[Start of section]

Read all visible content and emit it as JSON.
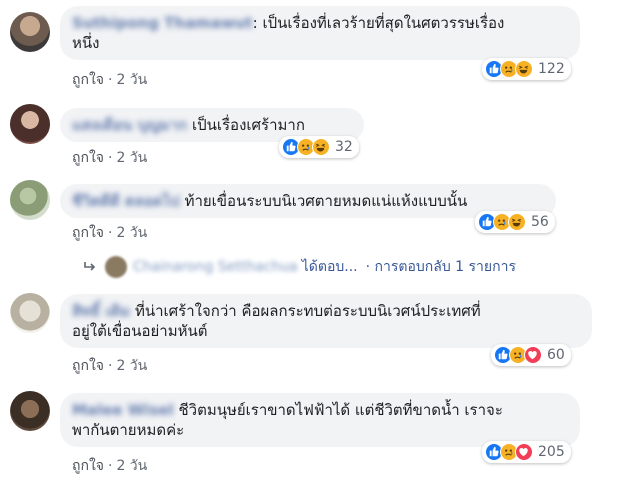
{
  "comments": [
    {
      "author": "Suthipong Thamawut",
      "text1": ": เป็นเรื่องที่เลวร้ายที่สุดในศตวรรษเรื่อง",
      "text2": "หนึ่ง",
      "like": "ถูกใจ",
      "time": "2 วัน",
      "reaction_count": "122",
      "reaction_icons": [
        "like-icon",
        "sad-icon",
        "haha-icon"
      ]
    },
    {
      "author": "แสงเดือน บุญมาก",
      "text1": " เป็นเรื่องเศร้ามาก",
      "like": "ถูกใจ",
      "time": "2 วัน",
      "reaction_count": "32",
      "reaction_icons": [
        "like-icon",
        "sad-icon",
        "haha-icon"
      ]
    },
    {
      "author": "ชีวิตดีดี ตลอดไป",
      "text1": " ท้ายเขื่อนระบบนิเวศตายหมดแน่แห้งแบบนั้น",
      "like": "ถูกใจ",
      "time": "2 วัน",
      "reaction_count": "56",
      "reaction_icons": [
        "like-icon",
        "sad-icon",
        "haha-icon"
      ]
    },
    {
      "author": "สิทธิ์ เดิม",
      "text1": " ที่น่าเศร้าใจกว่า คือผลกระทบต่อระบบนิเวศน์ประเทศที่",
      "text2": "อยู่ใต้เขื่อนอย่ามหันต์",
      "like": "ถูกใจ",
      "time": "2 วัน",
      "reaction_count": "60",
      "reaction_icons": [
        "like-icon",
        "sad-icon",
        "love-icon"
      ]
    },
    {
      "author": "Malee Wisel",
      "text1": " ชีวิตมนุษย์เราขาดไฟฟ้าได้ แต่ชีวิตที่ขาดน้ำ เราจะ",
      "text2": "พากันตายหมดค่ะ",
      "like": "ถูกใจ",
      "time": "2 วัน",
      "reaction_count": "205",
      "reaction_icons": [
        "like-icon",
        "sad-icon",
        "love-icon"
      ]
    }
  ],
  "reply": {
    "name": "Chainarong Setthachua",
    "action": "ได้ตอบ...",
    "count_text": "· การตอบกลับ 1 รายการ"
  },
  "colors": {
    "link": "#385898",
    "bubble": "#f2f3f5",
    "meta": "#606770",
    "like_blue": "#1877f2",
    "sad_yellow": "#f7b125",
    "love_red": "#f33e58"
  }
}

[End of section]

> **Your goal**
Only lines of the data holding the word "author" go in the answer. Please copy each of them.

> **Task answer**
      "author": "Suthipong Thamawut",
      "author": "แสงเดือน บุญมาก",
      "author": "ชีวิตดีดี ตลอดไป",
      "author": "สิทธิ์ เดิม",
      "author": "Malee Wisel",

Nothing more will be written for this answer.